Monday, July 23, 2012

Initially, I saw a woman

For some reason when I first looked at this circa 1950s photo I did not see a sapling in front of a blowing flag. Instead, I saw a transparent woman looking up at the flag, with the top of the sapling the back of her head and the wire surround her torso.

Friday, July 20, 2012

The sweet smell of tobacco

This is a drawing by Paul Gebo probably made in the 1930s. A number of Mr. Gebo's drawings were found at a flea market in St. Petersburg, Fla.

Wednesday, July 18, 2012

Styrofoam giant

If this 20-foot fella at the top looks familiar you probably saw Zombieland, the 2009 film in which a shy student attempting to reach his family in Ohio, a gun-toting tough guy trying to find the "last Twinkie," and sisters seeking an amusement park join forces to travel across a zombie-filled America. Zombieland stars Woody Harrelson, Jesse Eisenberg and Emma Stone. The towering American Indian was created by Jay Womer Productions, which has a warehouse in intown Atlanta near my home. In the film, the Indian was a wood trading post figure in the Southwest. In real life, he's simply styrofoam and tubing in the Southeast. But even off screen the weathered giant impresses. Womer, who's shown in the second photo, said someone who coveted the foam Indian asked if it could be floated on the Chattahoochee River to his home. That idea was rejected. In Womer's business, crazy requests are not uncommon. The craftsmen under his direction recently completed a green screen for the upcoming Jackie Robinson biopic "42" that was 900 feet long, 80 feet tall and took six weeks to build. "The largest green screen in the world," Womer said. The screen was used to create the illusion of the Brooklyn Dodgers' stadium. The last photo shows a styrofoam head with a gaping wound overlooking Womer's workshop. Victim of a celluloid ax murderer?

Sunday, July 15, 2012

400 IKEA chairs

"Seat" is a big, arching sculpture in a park near my home in Atlanta. Yong Ju Lee and Brian Brush, partners in the New York-based design collaboration E/B Office, created Seat. Using 400 IKEA chairs, Lee and Brush demonstrate that even the simplest arse holders can delight when removed from their familiar domestic setting. flux projects, which organizes temporary outdoor art installations in Atlanta, presented Seat. A Kickstarter campaign raised $3,125 to help fund the installation. 

Saturday, July 14, 2012

Young pugilists

An illustration, circa 1940s, for some youth publication, I'm guessing. A signature -- Jay somebody -- and the drawing's dimensions -- 15 inches by 11.25 inches -- are penciled in at the bottom.

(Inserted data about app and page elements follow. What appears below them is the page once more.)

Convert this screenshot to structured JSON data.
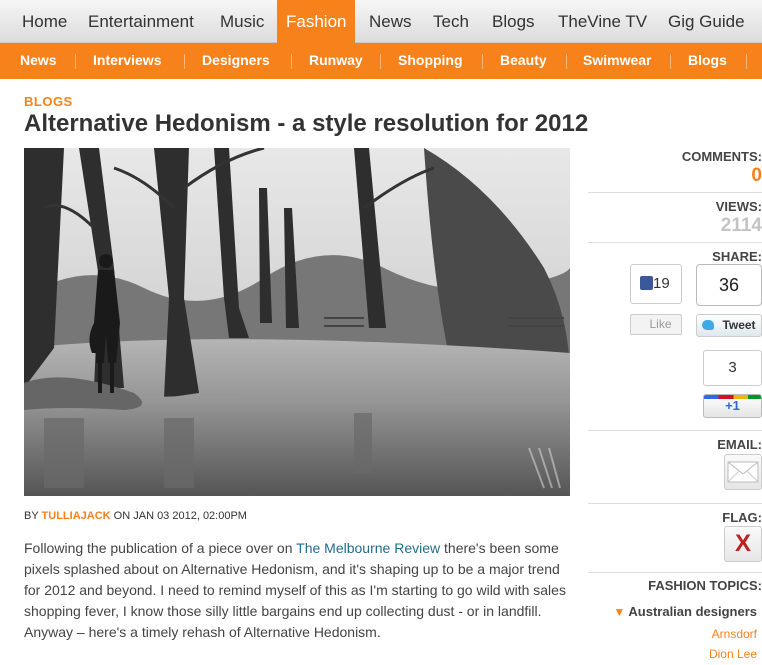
{
  "topnav": {
    "items": [
      {
        "label": "Home"
      },
      {
        "label": "Entertainment"
      },
      {
        "label": "Music"
      },
      {
        "label": "Fashion"
      },
      {
        "label": "News"
      },
      {
        "label": "Tech"
      },
      {
        "label": "Blogs"
      },
      {
        "label": "TheVine TV"
      },
      {
        "label": "Gig Guide"
      }
    ],
    "active": "Fashion"
  },
  "subnav": {
    "items": [
      {
        "label": "News"
      },
      {
        "label": "Interviews"
      },
      {
        "label": "Designers"
      },
      {
        "label": "Runway"
      },
      {
        "label": "Shopping"
      },
      {
        "label": "Beauty"
      },
      {
        "label": "Swimwear"
      },
      {
        "label": "Blogs"
      }
    ]
  },
  "article": {
    "category": "BLOGS",
    "title": "Alternative Hedonism - a style resolution for 2012",
    "byline_prefix": "BY",
    "author": "TULLIAJACK",
    "byline_date": "ON JAN 03 2012, 02:00PM",
    "body_before_link": "Following the publication of a piece over on",
    "body_link": "The Melbourne Review",
    "body_after_link": "there's been some pixels splashed about on Alternative Hedonism, and it's shaping up to be a major trend for 2012 and beyond. I need to remind myself of this as I'm starting to go wild with sales shopping fever, I know those silly little bargains end up collecting dust  - or in landfill. Anyway – here's a timely rehash of Alternative Hedonism."
  },
  "sidebar": {
    "comments_label": "COMMENTS:",
    "comments_value": "0",
    "views_label": "VIEWS:",
    "views_value": "2114",
    "share_label": "SHARE:",
    "facebook_count": "19",
    "facebook_like": "Like",
    "twitter_count": "36",
    "twitter_button": "Tweet",
    "gplus_count": "3",
    "gplus_button": "+1",
    "email_label": "EMAIL:",
    "flag_label": "FLAG:",
    "flag_glyph": "X",
    "topics_label": "FASHION TOPICS:",
    "topic_main": "Australian designers",
    "topics": [
      "Arnsdorf",
      "Dion Lee"
    ]
  },
  "colors": {
    "accent": "#f7821b",
    "link": "#1f6e8c",
    "text": "#333333"
  },
  "icons": [
    "facebook-thumb-icon",
    "twitter-bird-icon",
    "email-envelope-icon",
    "flag-x-icon",
    "triangle-down-icon"
  ]
}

Thursday, July 12, 2012


Jack flees inside to escape the swarm (or is it swirling snow) as a concerned Betty looks on.

Tuesday, July 10, 2012

C Butler

The top two photos show a carving that recently sold on eBay. It's signed C Butler and the seller offered no explanation of who C Butler might be, apparently not knowing that the artist is possibly Charles Butler, whose work is held in the American Folk Art Museum. Butler lived in Clearwater, Fla., about 180 miles from the seller's town of Port St. Lucie. He was born in Montgomery, Ala., and worked as a hotel porter, shoe shiner and handyman. He began to carve late in life, using homemade tools. His output was modest, maybe 100 or so carvings. That might help explain why he is not better known. The fourth photo is a Butler carving I've owned for 18 years. Butler died 34 years ago.

Saturday, July 7, 2012

Blocky old dart board

This well-used board, 2 inches thick and about 12 inches square, is circa 1900 and probably from the Northeast. I like the big slanted numbers.

Wednesday, July 4, 2012

Deerskin postcard

Leather postcards were common up to 1909 when they were banned by the Postal Service. The great majority of them are Hallmark hokey. This card is only moderately hokey and the folky image is appealing. The date appears to be Aug. 2, 1906. It was mailed at 11 a.m. from Gardiner, N.Y. (just west of Poughkeepsie), to Derby, Conn., 77 miles to the east.

Monday, July 2, 2012

Southern cabinet

Brunk Auctions is selling this furniture on July 14. It is described as a "Southern folk art paint-decorated cabinet,  probably Tennessee or North Carolina, second half 19th century, walnut and poplar in original dry varnished surface, cut nail and pinned construction, lower panel doors with carved and heart-pierced appliques, original porcelain pulls, 78-1/2 x 45 x 17-1/2 in." I'd like to add that it's very pretty.